- You CAN run different themes on WPMU sites
- You CAN run different plugins, or mix & match plugins among WPMU sites
- By Default, WPMU is included in the core with WP 3, but it is disabled & you must take specific steps to enable it
- By Default, WPMU assumes you will run your network of blogs on a single domain with first on main domain ( yourdomain.com) and others either as sub-domains ( site2.yourdomain.com) OR sub-directories (yourdomain.com/site2)
- It is possible, with the use of the WordPress MU Domain plugin , to run your WPMU blogs on separate domain names
- At the time of this writing, it is NOT possible to enable WPMU sub-directory option on a WP install that is over one month old (see http://codex.wordpress.org/Create_A_Network for details)
- Not all web hosting companies may be compatible with WPMU. You should make sure your webhost can support some features needed by WPMU before you enable it OR be prepared to test and undo the steps if you’re not sure.
- Running multiple WordPress sites as a network (another way to refer to WP Multisite) can save lots of time on updates to Core WP, plugins and installations of additional sites but it does take some time to get initial setup and learn how to administer it.
- Expect that you’ll have to be more technical and closely follow the installation steps (including modifying some PHP code as well as .htaccess file).
about 3 years ago - No comments
So one of the things I’ve quickly seen with my WP MU experiment is that you need to be aware that plugins are not all wordpress multisite plugin “safe”. However, more and more are safe to use in a WordPress 3 mulitisite setup (or network as it is called by WordPress documentation).
How To Check If a WordPress Plugin is Safe to Use With WordPress 3.x Multisite Installation
Some of the best ways to tell if a plugin is multisite safe are:
- Look up the plugin on WordPress.org and find the page dedicated to that plugin, then check to see:
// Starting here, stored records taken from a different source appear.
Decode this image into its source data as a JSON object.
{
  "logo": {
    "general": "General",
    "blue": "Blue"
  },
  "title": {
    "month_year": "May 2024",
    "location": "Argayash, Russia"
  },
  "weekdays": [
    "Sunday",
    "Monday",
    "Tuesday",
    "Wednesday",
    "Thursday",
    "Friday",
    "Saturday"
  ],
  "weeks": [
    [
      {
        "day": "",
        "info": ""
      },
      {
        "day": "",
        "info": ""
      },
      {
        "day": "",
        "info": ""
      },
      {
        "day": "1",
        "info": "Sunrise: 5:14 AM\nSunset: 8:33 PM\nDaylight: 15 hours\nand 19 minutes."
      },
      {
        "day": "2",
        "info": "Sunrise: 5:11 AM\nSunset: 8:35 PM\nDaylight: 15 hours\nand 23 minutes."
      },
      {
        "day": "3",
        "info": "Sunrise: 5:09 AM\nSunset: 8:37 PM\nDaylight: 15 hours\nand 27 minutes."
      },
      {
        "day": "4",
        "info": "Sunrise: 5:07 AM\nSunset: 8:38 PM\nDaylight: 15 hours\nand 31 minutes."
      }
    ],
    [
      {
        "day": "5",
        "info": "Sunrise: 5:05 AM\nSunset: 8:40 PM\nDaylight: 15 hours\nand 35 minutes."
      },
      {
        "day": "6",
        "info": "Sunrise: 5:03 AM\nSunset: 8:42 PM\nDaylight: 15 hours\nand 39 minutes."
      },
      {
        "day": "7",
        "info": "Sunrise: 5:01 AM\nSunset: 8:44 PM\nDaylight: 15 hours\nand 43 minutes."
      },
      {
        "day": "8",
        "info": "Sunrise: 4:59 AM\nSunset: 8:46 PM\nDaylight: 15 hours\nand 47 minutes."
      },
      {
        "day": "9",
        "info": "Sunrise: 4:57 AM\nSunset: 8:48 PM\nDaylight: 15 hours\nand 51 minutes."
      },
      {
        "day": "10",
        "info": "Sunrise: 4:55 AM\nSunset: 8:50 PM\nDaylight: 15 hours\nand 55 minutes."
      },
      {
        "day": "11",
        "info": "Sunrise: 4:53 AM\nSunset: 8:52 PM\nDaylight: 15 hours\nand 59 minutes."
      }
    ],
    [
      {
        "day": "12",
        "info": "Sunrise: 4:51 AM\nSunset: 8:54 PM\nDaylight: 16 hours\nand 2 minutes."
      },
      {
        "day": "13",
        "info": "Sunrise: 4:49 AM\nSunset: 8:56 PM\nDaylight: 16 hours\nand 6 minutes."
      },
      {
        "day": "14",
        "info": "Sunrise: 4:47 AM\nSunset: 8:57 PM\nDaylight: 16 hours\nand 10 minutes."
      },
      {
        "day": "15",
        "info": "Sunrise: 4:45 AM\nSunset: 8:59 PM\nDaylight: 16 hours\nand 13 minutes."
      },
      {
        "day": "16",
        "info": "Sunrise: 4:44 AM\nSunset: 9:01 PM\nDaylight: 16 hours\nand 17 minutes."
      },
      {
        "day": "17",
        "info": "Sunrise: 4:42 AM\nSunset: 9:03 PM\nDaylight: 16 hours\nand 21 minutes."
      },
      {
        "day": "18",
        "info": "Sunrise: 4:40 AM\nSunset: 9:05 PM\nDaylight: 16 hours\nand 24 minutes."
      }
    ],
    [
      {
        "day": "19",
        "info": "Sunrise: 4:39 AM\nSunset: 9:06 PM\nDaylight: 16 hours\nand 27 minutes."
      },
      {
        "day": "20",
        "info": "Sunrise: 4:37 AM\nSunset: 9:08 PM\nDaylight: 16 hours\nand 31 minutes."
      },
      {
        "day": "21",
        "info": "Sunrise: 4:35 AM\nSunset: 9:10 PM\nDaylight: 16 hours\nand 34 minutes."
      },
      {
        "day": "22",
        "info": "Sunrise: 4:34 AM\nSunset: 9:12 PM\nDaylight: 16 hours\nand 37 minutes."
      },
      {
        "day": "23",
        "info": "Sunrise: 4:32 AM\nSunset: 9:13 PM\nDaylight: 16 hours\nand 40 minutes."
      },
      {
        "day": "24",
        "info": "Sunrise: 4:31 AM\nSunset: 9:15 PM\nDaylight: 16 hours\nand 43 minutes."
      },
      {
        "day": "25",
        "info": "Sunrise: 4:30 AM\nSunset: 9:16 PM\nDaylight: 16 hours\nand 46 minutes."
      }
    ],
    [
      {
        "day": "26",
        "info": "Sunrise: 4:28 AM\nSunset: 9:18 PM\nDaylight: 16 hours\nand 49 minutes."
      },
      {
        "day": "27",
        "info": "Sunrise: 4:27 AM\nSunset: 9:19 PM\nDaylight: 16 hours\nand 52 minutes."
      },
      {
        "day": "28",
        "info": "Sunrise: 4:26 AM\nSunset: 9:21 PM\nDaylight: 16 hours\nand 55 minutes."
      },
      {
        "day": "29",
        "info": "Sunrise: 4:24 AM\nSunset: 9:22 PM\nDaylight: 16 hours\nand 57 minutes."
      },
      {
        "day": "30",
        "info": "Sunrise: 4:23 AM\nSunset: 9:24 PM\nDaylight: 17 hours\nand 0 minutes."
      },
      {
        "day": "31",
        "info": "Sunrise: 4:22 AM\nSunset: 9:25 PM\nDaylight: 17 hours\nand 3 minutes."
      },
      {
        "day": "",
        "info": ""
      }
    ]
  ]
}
- If it is compatible with a pretty recent version of WP (look on the right-hand side)
- If the Description tab mentions it
- If the FAQ mentions WP MU compatible
- If there are support items that talk about WP Multisite (click on the “See what others are saying … ” link on the lower right-hand side of the plugin’s page)
- Test It On Your Site
- If it clears Step 1 check, or if you’re more a “proof is in the pudding” type of person, you can skip to this step
- Install the Plugin from your WP Network Admin (this will appear as a new option in the upper RHC of your WP Admin ONLY after you have enabled WP Mulitisite – click for step by step instructions )
- Now Either Choose to Network Activate the plugin from the Network Admin Plugins or Navigate to the site dashboard you want to try the plugin in, go to the Plugins section, and Activate it there
- See if the is a warning that appears about Multisite when you Activate it, if so, deactivate
- If no warning, test your site to make sure everything is working fine
Feel free to comment below or add other useful tips. Hope this is helpful to others who are new to WordPress Multisite plugins.